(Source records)
+++++

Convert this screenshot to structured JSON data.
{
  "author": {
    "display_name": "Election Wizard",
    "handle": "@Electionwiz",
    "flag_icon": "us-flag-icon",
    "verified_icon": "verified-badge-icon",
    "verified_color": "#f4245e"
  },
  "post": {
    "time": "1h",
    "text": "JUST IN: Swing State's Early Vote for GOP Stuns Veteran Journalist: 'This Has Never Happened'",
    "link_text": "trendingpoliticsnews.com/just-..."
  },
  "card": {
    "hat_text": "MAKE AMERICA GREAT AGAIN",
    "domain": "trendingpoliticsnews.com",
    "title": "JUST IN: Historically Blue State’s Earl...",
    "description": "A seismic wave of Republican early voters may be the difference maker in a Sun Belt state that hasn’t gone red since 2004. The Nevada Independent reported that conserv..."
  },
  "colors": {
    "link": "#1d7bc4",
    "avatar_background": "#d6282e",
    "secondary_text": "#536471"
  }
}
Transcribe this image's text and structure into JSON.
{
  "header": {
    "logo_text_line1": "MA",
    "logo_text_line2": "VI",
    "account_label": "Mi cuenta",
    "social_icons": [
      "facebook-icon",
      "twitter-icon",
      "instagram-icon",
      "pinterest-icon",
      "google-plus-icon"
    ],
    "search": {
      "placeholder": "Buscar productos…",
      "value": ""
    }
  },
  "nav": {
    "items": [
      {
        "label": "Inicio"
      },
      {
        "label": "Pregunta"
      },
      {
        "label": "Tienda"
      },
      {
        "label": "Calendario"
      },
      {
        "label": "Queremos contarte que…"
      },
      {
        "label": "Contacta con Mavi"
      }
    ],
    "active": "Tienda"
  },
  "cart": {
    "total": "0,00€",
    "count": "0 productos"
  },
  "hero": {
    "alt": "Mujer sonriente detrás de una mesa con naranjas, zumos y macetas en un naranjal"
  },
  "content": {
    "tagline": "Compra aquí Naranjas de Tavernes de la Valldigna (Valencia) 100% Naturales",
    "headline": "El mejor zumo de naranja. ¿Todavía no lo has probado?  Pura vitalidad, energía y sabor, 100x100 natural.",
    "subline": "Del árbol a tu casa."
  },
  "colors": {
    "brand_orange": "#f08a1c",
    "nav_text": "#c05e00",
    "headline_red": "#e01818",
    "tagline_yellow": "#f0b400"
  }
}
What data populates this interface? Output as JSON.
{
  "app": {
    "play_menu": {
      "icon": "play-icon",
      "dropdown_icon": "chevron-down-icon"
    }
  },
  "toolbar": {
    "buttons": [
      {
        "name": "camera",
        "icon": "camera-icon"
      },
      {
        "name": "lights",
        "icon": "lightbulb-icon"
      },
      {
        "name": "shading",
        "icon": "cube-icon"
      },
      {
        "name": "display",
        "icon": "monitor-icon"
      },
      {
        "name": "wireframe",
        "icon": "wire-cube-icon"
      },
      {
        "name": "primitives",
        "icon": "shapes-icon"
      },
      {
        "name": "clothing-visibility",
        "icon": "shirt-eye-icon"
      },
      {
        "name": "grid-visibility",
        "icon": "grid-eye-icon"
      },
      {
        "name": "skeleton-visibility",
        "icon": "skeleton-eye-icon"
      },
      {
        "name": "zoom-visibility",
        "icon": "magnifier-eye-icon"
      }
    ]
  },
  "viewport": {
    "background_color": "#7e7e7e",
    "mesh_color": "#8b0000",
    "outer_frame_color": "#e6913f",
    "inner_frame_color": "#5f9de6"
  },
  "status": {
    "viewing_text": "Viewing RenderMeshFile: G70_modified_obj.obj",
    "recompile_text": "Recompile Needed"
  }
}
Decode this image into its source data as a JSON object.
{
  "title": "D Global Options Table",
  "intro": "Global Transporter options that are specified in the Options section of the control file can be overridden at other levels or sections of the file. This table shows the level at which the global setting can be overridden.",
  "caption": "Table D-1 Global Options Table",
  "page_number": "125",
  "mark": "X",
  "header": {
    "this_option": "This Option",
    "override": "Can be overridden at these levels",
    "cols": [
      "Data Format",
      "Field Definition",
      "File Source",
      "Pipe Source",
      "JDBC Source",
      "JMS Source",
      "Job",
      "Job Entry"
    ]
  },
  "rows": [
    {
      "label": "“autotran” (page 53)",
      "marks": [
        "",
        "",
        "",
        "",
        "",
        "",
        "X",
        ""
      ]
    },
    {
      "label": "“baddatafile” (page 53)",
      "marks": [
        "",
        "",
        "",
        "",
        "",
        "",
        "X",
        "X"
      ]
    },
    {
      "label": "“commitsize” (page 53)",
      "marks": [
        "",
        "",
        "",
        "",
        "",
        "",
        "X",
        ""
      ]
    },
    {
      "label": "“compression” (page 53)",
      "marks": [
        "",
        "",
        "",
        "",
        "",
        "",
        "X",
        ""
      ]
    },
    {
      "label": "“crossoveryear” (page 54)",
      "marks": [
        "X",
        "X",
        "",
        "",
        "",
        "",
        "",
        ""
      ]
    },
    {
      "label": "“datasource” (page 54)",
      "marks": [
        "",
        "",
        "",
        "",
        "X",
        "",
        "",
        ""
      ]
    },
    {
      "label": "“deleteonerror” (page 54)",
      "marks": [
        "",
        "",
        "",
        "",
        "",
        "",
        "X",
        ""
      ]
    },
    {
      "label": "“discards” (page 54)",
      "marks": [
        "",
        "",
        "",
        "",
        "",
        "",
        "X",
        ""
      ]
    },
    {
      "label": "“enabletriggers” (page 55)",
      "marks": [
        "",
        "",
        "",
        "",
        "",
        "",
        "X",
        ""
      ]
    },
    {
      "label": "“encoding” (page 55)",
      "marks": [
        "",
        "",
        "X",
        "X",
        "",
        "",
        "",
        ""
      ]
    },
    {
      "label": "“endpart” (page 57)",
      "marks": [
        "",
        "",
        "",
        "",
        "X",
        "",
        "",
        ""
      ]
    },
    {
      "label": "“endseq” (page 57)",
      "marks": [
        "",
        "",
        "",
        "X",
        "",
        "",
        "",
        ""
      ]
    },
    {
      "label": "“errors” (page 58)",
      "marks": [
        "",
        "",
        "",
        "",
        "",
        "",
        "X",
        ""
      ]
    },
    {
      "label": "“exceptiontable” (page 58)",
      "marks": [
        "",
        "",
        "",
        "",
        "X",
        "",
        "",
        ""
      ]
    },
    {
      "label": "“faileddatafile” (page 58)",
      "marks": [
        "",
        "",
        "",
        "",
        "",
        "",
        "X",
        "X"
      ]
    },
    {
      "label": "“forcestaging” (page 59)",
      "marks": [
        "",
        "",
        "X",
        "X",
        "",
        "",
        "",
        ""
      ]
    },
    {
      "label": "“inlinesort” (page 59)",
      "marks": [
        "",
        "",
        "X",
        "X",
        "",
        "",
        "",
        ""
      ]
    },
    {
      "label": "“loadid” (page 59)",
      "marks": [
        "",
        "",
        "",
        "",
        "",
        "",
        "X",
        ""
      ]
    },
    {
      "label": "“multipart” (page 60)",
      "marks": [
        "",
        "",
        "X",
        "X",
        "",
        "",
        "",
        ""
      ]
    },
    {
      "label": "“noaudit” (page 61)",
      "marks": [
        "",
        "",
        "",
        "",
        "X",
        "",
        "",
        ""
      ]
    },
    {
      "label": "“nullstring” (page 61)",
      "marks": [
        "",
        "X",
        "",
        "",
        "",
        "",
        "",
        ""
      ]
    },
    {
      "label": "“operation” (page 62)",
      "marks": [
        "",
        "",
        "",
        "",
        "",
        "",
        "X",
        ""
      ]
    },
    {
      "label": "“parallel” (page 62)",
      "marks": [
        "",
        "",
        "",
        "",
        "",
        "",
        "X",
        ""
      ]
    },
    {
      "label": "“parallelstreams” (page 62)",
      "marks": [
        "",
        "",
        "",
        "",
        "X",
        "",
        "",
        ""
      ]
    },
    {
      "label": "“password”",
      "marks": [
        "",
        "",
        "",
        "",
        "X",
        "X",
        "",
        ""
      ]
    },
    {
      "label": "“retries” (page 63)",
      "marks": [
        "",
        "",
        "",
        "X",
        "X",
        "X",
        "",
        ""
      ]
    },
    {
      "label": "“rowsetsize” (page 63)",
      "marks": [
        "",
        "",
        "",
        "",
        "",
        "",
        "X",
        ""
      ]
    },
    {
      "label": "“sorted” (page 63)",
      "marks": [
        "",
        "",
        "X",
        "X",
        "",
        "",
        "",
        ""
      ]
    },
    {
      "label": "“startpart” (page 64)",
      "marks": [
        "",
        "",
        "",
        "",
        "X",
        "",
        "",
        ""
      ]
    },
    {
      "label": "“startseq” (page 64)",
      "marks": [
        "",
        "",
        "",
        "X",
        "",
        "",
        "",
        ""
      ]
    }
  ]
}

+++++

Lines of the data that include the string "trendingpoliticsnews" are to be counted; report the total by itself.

> **OUTPUT FOR THIS TASK**
2